Consider for a moment that the average person will hold 11 jobs during their lifetime. What’s more, during the 10-year period between 2005 and 2015, roughly 25 million employees separated from an employer and left at least one retirement account behind.
Simply put, employees change jobs frequently and a lot of money gets left behind in retirement plans that they no longer participate in.
If you fall into this category of people, it’s important to understand your options with the key steps outlined below. After all, the decisions you make about your old 401(k) plan(s) could have a profound impact on your ability to achieve the retirement lifestyle you envision and certain other financial goals.
Step 1: Explore your options
Remember, the money you have remaining in any former employer’s retirement plan is your money. There are four main options for what you can do with these assets.

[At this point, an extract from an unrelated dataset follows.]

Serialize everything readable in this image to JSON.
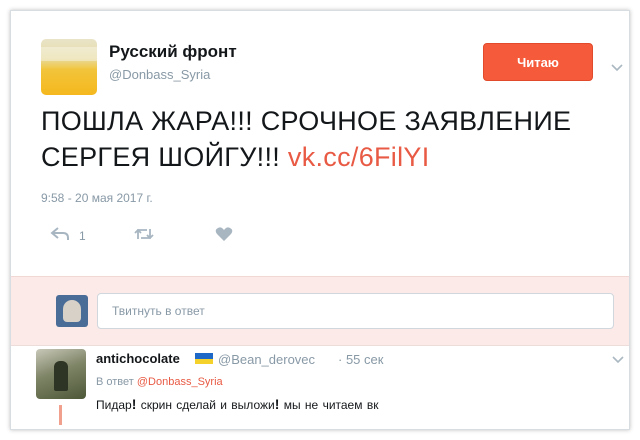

These options include:
- Leaving your money in the former employer’s plan (if eligible)
- Transferring your money to a new employer's plan (if eligible)

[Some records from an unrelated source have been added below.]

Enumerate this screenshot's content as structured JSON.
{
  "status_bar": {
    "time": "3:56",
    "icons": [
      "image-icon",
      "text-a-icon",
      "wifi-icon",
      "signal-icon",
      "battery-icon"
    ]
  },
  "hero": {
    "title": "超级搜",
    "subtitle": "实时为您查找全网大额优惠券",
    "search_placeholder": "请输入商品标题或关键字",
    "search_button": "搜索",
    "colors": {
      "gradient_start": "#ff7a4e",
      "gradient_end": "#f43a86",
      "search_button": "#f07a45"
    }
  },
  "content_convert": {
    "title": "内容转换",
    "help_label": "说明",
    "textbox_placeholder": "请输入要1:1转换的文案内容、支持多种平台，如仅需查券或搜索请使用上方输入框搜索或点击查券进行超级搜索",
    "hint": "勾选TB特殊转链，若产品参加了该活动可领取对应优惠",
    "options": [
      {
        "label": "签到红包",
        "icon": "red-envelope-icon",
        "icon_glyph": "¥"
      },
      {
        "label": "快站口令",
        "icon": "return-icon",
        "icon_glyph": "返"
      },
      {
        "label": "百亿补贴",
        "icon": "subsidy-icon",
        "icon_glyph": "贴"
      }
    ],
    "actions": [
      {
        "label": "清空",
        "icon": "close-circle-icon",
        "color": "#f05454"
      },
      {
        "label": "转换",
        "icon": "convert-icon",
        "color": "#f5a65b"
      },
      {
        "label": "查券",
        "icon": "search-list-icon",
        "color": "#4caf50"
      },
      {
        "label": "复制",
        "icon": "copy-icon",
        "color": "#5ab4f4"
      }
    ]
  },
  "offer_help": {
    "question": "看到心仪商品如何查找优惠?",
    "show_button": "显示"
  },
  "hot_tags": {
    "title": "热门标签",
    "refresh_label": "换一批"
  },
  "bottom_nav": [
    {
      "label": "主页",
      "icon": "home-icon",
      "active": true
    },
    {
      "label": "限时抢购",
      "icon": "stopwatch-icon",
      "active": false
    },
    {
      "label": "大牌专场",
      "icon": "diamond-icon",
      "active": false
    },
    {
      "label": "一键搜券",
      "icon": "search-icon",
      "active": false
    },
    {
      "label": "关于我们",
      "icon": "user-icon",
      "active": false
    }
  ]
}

- Cashing out your plan
- Rolling over your funds to an individual retirement account (IRA)
Step 2: Consider consolidating with an IRA rollover
For starters, consolidating assets into one location makes them much easier to keep tabs on. Rather than tracking down multiple account statements (a former employer’s plan may not even communicate with you on a consistent basis), consolidation in an IRA places these resources in one centralized location.
This has the added benefit of helping you better track that resources are invested with a common objective, time horizon and tolerance for risk, which may not be the case if these resources are scattered across multiple employer-based plans. This keeps your money working toward a common cause.
Consolidation through a rollover may also make it easier to check on your progress toward your long-term retirement goals. Whether you’re consulting with a Financial Advisor or working on your own, consolidating multiple retirement plans into an IRA may make it easier to track your returns, gauge the effectiveness of your current investment strategy or even determine if it might be necessary to make changes in pursuit of your financial goals.
There's a common misconception that participating in an employer-based 401(k) plan eliminates the need for an IRA. This line of thinking, however, could really limit your ability to invest toward the sort of comfortable, fulfilling retirement you're likely envisioning.
-Rich Ramassini, CFP®, Director of Strategy and Sales Performance for PNC Investments
Of course, one of the most powerful benefits of a rollover IRA is the ability to continue making additional contributions toward your retirement, and the potential to grow those contributions on a tax-deferred basis.
Five reasons a rollover may be appropriate for you
1. Simplify the investment management process
Employees change jobs frequently in today’s job market. By mid-career, it’s not uncommon to have retirement assets in multiple employer-based plans. Consolidating through a rollover makes it that much easier to continue making contributions and monitor your progress.
2. Investing that fits you
With an IRA rollover, you can develop a singular asset allocation strategy – aligned with your needs and long-term goals – that would be harder to coordinate if your assets are spread among multiple plans.
3. Potentially more investment choices
With some rollovers, you may have access to a wider range of investment choices, beyond those offered by an employer’s plan. It should be noted that new choices may incur new and/or different costs.
4. Access to potential tax-deferred growth and compounding
An IRA can be a powerful tool when it comes to capitalizing on the benefits of tax-deferral and compound growth, both of which can help investors to grow a relatively small sum into something much larger over time.
5. Professional advice and guidance
When you roll over a former employer’s plan to an IRA, you may have the ability to work alongside a Financial Advisor, depending on the institution you choose to work with, versus making important investment decisions alone.
Step 3: Know the rollover rules
When it comes to completing a rollover, you generally have two options: a direct rollover, or an indirect rollover. With a direct rollover, the money from your former employer’s retirement plan is sent directly to another retirement plan or IRA. It is the least-complicated of the two approaches, and helps avoid the risk of incurring taxes or penalties.
With an indirect rollover, you will receive a check for the balance of your retirement account, with 20% withheld by the plan administrator for tax purposes. You are then responsible for depositing these funds, including coming up with the 20% that is withheld (this money will need to come from other sources and will be returned to you as a tax credit at the end of the year so long as you successfully complete the rollover within 60 days) into a new retirement plan or IRA. Failure to complete an indirect rollover within 60 days is treated similarly to cashing out your plan entirely.
Take control over your future
Achieving your financial goals means taking proactive steps now to help set yourself up for success. You’ve worked hard to accumulate your retirement assets, so make sure your money continues to work hard for you.
A PNC Investments Financial Advisor can help you further understand your options and determine if a rollover is the most appropriate choice for you. Contact PNC Investments at 855-PNC-INVEST or stop by a local branch, today.